Action item: For the data below, give the number of lines that include the word "title" and nothing else.

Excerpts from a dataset
+ + + +

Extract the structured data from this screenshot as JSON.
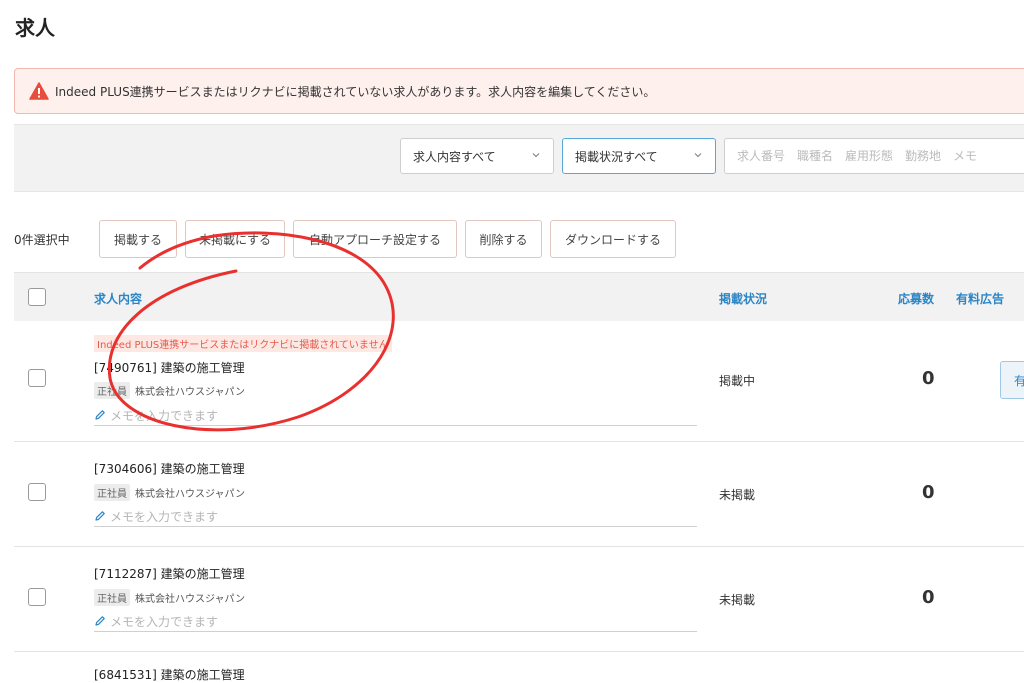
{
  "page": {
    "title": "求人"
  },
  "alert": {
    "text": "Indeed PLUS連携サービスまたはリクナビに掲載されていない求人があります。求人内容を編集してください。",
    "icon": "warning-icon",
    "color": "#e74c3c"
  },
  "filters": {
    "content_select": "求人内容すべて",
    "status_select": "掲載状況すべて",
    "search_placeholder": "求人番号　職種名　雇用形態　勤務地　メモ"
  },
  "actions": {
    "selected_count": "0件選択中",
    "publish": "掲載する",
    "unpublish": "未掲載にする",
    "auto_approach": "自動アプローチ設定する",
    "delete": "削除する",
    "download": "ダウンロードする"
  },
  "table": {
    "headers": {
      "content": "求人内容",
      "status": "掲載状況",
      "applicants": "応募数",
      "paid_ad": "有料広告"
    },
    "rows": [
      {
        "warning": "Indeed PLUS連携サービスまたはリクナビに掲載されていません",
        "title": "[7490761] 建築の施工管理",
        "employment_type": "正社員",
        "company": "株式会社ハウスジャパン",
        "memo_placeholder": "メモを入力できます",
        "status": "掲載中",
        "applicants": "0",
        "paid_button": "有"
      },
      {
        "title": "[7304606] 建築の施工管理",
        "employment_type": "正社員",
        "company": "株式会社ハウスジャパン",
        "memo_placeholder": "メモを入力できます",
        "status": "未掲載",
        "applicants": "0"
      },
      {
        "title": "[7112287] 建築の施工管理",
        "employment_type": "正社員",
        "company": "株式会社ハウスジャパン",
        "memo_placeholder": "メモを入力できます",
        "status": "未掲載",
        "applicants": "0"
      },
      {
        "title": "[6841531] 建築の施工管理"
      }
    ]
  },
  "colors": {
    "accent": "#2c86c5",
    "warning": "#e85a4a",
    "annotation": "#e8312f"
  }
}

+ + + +

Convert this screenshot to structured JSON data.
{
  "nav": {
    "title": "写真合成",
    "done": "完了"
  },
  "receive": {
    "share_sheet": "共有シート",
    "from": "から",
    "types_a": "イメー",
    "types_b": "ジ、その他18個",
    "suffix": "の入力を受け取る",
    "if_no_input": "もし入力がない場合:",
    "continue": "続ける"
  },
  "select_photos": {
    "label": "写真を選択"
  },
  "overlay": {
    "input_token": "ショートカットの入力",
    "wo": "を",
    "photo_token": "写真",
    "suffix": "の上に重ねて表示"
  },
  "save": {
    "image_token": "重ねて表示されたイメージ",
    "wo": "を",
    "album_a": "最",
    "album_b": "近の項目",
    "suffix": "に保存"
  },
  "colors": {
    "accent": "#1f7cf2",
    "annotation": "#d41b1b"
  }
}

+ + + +

Task response: 6